▶ **TO DO**: Would you output the whole of the data exactly?

▶ **SUPPLIED MATERIAL**:
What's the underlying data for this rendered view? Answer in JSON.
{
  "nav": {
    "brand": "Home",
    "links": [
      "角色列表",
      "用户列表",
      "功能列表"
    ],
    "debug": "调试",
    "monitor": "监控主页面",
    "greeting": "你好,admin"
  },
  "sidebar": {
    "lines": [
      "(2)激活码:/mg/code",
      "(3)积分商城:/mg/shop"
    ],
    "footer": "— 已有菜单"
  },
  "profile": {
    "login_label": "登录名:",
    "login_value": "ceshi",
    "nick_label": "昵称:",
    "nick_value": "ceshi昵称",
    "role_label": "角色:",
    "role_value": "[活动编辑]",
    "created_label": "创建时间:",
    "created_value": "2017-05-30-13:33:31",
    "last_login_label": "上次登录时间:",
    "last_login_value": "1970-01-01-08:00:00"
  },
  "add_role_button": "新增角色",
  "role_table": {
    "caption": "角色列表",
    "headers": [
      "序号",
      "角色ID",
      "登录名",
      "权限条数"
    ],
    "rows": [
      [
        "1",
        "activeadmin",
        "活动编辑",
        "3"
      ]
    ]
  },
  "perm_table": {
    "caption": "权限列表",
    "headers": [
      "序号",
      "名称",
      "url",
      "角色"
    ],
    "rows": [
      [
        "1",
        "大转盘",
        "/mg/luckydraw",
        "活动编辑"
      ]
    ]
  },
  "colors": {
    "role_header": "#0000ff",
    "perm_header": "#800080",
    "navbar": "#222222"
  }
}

▶ **ANSWER BELOW**:
What's the underlying data for this rendered view? Answer in JSON.
{
  "nav": {
    "brand": "Home",
    "links": [
      "角色列表",
      "用户列表",
      "功能列表"
    ],
    "debug": "调试",
    "monitor": "监控主页面",
    "greeting": "你好,admin"
  },
  "sidebar": {
    "lines": [
      "(2)激活码:/mg/code",
      "(3)积分商城:/mg/shop"
    ],
    "footer": "— 已有菜单"
  },
  "profile": {
    "login_label": "登录名:",
    "login_value": "ceshi",
    "nick_label": "昵称:",
    "nick_value": "ceshi昵称",
    "role_label": "角色:",
    "role_value": "[活动编辑]",
    "created_label": "创建时间:",
    "created_value": "2017-05-30-13:33:31",
    "last_login_label": "上次登录时间:",
    "last_login_value": "1970-01-01-08:00:00"
  },
  "add_role_button": "新增角色",
  "role_table": {
    "caption": "角色列表",
    "headers": [
      "序号",
      "角色ID",
      "登录名",
      "权限条数"
    ],
    "rows": [
      [
        "1",
        "activeadmin",
        "活动编辑",
        "3"
      ]
    ]
  },
  "perm_table": {
    "caption": "权限列表",
    "headers": [
      "序号",
      "名称",
      "url",
      "角色"
    ],
    "rows": [
      [
        "1",
        "大转盘",
        "/mg/luckydraw",
        "活动编辑"
      ]
    ]
  },
  "colors": {
    "role_header": "#0000ff",
    "perm_header": "#800080",
    "navbar": "#222222"
  }
}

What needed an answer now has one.